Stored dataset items
=====
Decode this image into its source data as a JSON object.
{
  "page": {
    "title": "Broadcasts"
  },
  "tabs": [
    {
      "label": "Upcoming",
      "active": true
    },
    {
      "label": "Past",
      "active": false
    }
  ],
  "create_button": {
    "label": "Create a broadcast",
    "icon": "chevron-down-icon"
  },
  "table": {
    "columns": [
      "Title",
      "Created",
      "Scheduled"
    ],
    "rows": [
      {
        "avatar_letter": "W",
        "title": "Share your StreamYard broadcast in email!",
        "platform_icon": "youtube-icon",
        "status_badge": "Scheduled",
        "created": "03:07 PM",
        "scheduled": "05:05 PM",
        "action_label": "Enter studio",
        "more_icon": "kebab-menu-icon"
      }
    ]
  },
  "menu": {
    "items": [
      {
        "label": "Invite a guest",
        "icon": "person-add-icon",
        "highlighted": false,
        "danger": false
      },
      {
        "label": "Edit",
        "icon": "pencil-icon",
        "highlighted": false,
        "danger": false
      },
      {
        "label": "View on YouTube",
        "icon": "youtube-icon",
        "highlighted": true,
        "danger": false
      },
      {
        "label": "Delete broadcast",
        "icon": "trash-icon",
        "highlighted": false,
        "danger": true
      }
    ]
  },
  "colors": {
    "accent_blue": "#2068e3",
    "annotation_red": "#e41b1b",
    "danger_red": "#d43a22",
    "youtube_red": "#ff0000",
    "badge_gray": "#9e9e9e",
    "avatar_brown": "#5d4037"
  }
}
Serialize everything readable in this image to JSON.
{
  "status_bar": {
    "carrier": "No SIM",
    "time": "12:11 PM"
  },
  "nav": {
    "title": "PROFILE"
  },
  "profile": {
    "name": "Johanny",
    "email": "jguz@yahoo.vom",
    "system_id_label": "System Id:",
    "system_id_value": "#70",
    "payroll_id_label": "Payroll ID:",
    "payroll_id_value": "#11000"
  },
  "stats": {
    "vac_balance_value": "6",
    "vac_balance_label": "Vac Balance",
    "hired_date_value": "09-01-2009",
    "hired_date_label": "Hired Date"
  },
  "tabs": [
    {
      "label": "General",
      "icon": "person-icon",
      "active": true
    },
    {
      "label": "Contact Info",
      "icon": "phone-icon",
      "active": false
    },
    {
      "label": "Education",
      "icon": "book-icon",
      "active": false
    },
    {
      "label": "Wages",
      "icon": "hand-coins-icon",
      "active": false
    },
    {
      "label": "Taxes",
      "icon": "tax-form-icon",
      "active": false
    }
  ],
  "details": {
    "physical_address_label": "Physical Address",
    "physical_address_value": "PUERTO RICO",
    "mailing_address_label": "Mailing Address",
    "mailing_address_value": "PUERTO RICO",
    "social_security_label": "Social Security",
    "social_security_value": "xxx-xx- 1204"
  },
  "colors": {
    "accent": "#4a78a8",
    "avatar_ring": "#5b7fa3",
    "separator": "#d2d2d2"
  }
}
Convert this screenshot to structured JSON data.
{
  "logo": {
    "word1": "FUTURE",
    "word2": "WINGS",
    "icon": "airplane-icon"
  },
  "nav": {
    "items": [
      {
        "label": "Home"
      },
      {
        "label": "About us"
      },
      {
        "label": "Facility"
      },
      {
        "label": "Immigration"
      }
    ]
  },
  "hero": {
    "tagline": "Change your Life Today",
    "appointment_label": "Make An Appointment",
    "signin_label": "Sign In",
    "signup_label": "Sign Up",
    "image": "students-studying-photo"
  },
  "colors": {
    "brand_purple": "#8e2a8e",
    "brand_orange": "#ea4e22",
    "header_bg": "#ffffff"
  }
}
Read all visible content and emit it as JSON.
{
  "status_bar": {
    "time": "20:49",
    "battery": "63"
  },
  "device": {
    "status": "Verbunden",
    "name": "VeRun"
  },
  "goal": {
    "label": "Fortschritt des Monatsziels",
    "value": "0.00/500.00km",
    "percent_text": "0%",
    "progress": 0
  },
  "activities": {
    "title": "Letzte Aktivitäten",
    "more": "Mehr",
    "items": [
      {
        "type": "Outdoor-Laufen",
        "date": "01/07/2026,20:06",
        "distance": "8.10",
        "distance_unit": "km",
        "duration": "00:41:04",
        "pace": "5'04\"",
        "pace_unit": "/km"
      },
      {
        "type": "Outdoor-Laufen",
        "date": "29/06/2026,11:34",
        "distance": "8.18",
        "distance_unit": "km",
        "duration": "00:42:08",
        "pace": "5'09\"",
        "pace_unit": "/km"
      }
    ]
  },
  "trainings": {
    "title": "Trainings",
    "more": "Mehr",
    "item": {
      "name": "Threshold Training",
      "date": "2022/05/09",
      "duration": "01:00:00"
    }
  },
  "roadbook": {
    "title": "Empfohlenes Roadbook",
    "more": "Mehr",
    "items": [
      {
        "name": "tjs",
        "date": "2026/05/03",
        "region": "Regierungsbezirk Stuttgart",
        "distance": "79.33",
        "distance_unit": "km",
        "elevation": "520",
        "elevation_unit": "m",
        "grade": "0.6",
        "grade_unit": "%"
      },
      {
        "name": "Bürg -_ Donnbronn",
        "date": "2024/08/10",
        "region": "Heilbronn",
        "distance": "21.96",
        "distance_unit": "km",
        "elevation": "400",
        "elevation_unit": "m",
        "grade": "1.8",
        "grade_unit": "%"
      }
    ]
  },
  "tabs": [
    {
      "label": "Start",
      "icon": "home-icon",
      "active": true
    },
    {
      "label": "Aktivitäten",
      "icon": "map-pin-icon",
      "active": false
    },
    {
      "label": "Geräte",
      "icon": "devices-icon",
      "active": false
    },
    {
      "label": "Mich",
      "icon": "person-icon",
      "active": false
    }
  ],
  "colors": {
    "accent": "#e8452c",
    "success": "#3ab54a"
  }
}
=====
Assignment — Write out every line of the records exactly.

Response area —
Decode this image into its source data as a JSON object.
{
  "page": {
    "title": "Broadcasts"
  },
  "tabs": [
    {
      "label": "Upcoming",
      "active": true
    },
    {
      "label": "Past",
      "active": false
    }
  ],
  "create_button": {
    "label": "Create a broadcast",
    "icon": "chevron-down-icon"
  },
  "table": {
    "columns": [
      "Title",
      "Created",
      "Scheduled"
    ],
    "rows": [
      {
        "avatar_letter": "W",
        "title": "Share your StreamYard broadcast in email!",
        "platform_icon": "youtube-icon",
        "status_badge": "Scheduled",
        "created": "03:07 PM",
        "scheduled": "05:05 PM",
        "action_label": "Enter studio",
        "more_icon": "kebab-menu-icon"
      }
    ]
  },
  "menu": {
    "items": [
      {
        "label": "Invite a guest",
        "icon": "person-add-icon",
        "highlighted": false,
        "danger": false
      },
      {
        "label": "Edit",
        "icon": "pencil-icon",
        "highlighted": false,
        "danger": false
      },
      {
        "label": "View on YouTube",
        "icon": "youtube-icon",
        "highlighted": true,
        "danger": false
      },
      {
        "label": "Delete broadcast",
        "icon": "trash-icon",
        "highlighted": false,
        "danger": true
      }
    ]
  },
  "colors": {
    "accent_blue": "#2068e3",
    "annotation_red": "#e41b1b",
    "danger_red": "#d43a22",
    "youtube_red": "#ff0000",
    "badge_gray": "#9e9e9e",
    "avatar_brown": "#5d4037"
  }
}
Serialize everything readable in this image to JSON.
{
  "status_bar": {
    "carrier": "No SIM",
    "time": "12:11 PM"
  },
  "nav": {
    "title": "PROFILE"
  },
  "profile": {
    "name": "Johanny",
    "email": "jguz@yahoo.vom",
    "system_id_label": "System Id:",
    "system_id_value": "#70",
    "payroll_id_label": "Payroll ID:",
    "payroll_id_value": "#11000"
  },
  "stats": {
    "vac_balance_value": "6",
    "vac_balance_label": "Vac Balance",
    "hired_date_value": "09-01-2009",
    "hired_date_label": "Hired Date"
  },
  "tabs": [
    {
      "label": "General",
      "icon": "person-icon",
      "active": true
    },
    {
      "label": "Contact Info",
      "icon": "phone-icon",
      "active": false
    },
    {
      "label": "Education",
      "icon": "book-icon",
      "active": false
    },
    {
      "label": "Wages",
      "icon": "hand-coins-icon",
      "active": false
    },
    {
      "label": "Taxes",
      "icon": "tax-form-icon",
      "active": false
    }
  ],
  "details": {
    "physical_address_label": "Physical Address",
    "physical_address_value": "PUERTO RICO",
    "mailing_address_label": "Mailing Address",
    "mailing_address_value": "PUERTO RICO",
    "social_security_label": "Social Security",
    "social_security_value": "xxx-xx- 1204"
  },
  "colors": {
    "accent": "#4a78a8",
    "avatar_ring": "#5b7fa3",
    "separator": "#d2d2d2"
  }
}
Convert this screenshot to structured JSON data.
{
  "logo": {
    "word1": "FUTURE",
    "word2": "WINGS",
    "icon": "airplane-icon"
  },
  "nav": {
    "items": [
      {
        "label": "Home"
      },
      {
        "label": "About us"
      },
      {
        "label": "Facility"
      },
      {
        "label": "Immigration"
      }
    ]
  },
  "hero": {
    "tagline": "Change your Life Today",
    "appointment_label": "Make An Appointment",
    "signin_label": "Sign In",
    "signup_label": "Sign Up",
    "image": "students-studying-photo"
  },
  "colors": {
    "brand_purple": "#8e2a8e",
    "brand_orange": "#ea4e22",
    "header_bg": "#ffffff"
  }
}
Read all visible content and emit it as JSON.
{
  "status_bar": {
    "time": "20:49",
    "battery": "63"
  },
  "device": {
    "status": "Verbunden",
    "name": "VeRun"
  },
  "goal": {
    "label": "Fortschritt des Monatsziels",
    "value": "0.00/500.00km",
    "percent_text": "0%",
    "progress": 0
  },
  "activities": {
    "title": "Letzte Aktivitäten",
    "more": "Mehr",
    "items": [
      {
        "type": "Outdoor-Laufen",
        "date": "01/07/2026,20:06",
        "distance": "8.10",
        "distance_unit": "km",
        "duration": "00:41:04",
        "pace": "5'04\"",
        "pace_unit": "/km"
      },
      {
        "type": "Outdoor-Laufen",
        "date": "29/06/2026,11:34",
        "distance": "8.18",
        "distance_unit": "km",
        "duration": "00:42:08",
        "pace": "5'09\"",
        "pace_unit": "/km"
      }
    ]
  },
  "trainings": {
    "title": "Trainings",
    "more": "Mehr",
    "item": {
      "name": "Threshold Training",
      "date": "2022/05/09",
      "duration": "01:00:00"
    }
  },
  "roadbook": {
    "title": "Empfohlenes Roadbook",
    "more": "Mehr",
    "items": [
      {
        "name": "tjs",
        "date": "2026/05/03",
        "region": "Regierungsbezirk Stuttgart",
        "distance": "79.33",
        "distance_unit": "km",
        "elevation": "520",
        "elevation_unit": "m",
        "grade": "0.6",
        "grade_unit": "%"
      },
      {
        "name": "Bürg -_ Donnbronn",
        "date": "2024/08/10",
        "region": "Heilbronn",
        "distance": "21.96",
        "distance_unit": "km",
        "elevation": "400",
        "elevation_unit": "m",
        "grade": "1.8",
        "grade_unit": "%"
      }
    ]
  },
  "tabs": [
    {
      "label": "Start",
      "icon": "home-icon",
      "active": true
    },
    {
      "label": "Aktivitäten",
      "icon": "map-pin-icon",
      "active": false
    },
    {
      "label": "Geräte",
      "icon": "devices-icon",
      "active": false
    },
    {
      "label": "Mich",
      "icon": "person-icon",
      "active": false
    }
  ],
  "colors": {
    "accent": "#e8452c",
    "success": "#3ab54a"
  }
}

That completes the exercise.